**TO DO**
Count every line in the entries that follow where the word "JSON" appears, then state only the total.
===
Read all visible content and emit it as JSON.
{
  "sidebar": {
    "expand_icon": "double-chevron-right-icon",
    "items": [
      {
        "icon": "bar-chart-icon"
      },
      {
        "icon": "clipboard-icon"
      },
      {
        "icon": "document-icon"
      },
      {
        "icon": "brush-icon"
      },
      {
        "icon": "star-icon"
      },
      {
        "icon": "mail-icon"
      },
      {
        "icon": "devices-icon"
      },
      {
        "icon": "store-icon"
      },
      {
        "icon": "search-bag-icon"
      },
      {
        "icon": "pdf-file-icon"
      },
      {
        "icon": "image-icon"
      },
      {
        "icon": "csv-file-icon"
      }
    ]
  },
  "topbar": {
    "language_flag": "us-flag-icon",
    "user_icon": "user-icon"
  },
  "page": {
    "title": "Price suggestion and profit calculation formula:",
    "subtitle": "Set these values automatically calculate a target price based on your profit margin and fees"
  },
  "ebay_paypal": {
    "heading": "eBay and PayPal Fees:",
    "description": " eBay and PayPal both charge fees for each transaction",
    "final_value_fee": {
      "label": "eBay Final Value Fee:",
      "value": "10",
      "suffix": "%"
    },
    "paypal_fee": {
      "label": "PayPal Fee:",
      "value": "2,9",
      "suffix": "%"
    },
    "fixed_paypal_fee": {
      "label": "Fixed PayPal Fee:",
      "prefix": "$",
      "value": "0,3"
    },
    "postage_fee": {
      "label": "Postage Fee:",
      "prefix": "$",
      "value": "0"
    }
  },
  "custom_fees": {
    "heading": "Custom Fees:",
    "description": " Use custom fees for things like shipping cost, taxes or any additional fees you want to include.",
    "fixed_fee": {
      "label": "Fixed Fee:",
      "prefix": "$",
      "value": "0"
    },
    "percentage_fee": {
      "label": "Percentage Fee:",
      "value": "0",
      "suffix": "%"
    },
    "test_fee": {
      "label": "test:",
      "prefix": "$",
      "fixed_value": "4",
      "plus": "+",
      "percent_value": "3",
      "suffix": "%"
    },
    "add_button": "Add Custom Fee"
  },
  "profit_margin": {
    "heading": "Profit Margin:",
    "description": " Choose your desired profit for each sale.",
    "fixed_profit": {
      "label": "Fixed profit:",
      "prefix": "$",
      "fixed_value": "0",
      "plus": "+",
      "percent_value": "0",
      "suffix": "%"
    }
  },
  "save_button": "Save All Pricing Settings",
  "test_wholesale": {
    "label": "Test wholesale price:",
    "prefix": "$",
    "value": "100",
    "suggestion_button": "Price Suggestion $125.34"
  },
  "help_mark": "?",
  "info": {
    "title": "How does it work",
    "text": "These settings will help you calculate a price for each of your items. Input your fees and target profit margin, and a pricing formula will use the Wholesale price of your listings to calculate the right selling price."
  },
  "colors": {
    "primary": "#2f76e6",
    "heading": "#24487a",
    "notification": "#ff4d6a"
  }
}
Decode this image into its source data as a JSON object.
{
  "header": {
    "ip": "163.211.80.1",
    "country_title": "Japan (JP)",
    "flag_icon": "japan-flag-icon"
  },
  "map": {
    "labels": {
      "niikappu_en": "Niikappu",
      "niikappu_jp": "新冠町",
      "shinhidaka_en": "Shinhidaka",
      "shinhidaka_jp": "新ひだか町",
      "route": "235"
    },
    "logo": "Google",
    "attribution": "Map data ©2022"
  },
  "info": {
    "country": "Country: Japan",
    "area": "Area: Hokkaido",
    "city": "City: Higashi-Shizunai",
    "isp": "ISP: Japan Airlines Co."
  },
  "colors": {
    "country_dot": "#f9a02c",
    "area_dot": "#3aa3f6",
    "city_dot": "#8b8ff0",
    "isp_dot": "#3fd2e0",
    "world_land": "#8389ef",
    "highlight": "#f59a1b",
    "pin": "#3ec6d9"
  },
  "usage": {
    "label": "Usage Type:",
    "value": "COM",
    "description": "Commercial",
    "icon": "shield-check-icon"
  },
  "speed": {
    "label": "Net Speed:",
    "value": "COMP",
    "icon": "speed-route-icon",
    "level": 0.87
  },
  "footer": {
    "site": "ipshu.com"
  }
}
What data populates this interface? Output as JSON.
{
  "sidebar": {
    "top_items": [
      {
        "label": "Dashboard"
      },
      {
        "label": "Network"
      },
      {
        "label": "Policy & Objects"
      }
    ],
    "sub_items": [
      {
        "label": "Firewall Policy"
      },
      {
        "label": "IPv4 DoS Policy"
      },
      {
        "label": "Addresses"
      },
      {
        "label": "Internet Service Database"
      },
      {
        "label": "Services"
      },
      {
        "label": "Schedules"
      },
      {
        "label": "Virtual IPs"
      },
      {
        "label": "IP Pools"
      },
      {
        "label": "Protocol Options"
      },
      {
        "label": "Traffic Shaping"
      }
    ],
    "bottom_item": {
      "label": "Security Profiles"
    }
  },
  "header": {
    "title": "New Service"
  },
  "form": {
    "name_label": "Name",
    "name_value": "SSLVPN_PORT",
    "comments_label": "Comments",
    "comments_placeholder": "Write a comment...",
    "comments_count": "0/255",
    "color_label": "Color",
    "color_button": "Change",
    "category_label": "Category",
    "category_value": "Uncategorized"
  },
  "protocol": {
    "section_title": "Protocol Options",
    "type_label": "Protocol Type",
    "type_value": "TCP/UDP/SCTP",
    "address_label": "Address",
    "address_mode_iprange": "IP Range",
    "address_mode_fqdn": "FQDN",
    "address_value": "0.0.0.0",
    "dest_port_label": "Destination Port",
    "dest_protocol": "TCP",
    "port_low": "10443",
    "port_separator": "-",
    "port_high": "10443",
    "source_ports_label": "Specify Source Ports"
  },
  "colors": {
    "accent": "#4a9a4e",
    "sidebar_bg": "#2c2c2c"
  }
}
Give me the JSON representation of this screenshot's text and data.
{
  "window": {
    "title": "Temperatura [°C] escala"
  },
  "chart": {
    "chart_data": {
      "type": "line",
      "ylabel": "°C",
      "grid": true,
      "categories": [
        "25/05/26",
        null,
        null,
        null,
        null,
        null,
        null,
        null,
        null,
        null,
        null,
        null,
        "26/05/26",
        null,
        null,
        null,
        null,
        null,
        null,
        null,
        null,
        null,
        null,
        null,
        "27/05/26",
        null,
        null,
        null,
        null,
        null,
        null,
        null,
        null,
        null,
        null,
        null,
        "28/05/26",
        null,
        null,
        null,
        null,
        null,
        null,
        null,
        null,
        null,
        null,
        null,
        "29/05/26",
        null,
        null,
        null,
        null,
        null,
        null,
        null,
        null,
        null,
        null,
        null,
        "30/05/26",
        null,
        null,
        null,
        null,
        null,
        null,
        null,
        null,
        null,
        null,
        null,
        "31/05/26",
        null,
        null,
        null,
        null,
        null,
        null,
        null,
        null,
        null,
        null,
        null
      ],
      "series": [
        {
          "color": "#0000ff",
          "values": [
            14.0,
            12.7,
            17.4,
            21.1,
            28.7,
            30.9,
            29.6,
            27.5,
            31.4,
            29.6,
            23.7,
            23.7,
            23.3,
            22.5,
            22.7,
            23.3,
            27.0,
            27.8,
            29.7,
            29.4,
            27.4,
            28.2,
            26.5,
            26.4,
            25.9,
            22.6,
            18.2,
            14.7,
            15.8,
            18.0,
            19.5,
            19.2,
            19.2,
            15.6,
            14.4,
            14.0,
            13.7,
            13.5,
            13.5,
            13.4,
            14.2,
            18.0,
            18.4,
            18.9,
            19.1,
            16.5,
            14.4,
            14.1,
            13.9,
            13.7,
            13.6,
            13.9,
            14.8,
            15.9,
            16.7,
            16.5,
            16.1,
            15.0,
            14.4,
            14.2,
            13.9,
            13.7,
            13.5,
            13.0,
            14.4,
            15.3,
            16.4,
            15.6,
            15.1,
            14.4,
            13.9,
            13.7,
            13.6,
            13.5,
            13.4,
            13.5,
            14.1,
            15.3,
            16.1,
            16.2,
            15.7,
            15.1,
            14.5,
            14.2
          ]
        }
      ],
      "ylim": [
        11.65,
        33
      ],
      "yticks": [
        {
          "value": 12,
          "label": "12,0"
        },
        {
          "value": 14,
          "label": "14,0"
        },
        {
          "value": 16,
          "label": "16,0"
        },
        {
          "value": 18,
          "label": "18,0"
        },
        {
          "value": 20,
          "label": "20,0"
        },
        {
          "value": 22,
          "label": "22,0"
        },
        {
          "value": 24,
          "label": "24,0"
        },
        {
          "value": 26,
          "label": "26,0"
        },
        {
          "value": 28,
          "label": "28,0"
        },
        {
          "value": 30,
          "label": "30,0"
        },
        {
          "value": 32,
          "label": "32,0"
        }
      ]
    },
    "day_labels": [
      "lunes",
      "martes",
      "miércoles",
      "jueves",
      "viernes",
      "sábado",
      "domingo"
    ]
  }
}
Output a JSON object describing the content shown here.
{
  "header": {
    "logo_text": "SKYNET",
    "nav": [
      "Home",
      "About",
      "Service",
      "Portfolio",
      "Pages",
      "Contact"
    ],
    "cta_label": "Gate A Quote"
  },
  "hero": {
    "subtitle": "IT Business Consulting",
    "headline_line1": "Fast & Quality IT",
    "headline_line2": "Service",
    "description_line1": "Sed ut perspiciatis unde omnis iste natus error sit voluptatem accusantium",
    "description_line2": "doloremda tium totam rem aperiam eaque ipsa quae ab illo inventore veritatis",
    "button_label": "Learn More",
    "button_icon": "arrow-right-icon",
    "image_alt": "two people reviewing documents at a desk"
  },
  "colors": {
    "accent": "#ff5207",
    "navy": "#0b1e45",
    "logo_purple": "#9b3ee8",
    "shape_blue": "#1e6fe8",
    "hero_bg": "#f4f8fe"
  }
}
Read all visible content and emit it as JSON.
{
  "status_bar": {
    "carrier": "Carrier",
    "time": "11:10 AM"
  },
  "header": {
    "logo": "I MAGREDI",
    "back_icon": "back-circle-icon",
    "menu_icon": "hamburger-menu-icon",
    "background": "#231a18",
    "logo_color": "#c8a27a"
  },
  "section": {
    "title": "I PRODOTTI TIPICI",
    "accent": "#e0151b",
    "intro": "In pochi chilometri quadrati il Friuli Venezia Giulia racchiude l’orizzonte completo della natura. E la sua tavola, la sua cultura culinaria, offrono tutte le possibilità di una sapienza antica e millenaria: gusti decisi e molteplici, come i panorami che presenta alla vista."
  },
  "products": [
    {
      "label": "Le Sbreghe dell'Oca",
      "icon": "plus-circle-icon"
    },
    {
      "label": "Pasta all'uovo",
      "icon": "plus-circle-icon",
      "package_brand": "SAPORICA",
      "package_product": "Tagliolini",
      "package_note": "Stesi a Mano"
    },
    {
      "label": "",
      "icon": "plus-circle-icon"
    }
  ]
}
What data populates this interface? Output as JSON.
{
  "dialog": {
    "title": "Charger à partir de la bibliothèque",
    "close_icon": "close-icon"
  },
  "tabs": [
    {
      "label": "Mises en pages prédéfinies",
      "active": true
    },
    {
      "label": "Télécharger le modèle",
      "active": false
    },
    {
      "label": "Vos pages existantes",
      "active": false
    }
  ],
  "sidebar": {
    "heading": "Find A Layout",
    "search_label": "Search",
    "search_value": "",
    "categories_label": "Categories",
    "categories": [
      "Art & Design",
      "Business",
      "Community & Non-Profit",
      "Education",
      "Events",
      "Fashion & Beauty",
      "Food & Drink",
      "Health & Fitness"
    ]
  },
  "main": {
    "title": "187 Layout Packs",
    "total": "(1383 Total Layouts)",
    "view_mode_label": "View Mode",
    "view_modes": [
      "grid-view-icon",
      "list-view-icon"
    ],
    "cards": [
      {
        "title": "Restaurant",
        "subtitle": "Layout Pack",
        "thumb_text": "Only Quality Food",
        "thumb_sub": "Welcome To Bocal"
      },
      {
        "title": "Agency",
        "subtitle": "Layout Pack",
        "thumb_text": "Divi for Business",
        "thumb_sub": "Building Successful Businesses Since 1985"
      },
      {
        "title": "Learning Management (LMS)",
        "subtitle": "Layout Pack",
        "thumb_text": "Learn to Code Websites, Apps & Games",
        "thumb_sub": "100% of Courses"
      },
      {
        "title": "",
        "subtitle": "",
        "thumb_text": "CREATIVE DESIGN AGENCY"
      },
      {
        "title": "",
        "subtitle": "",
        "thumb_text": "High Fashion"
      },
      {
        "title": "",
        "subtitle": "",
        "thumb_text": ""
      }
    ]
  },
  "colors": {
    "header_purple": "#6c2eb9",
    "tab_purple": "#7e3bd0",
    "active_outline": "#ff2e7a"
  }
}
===
**THE COMPLETED TASK**
7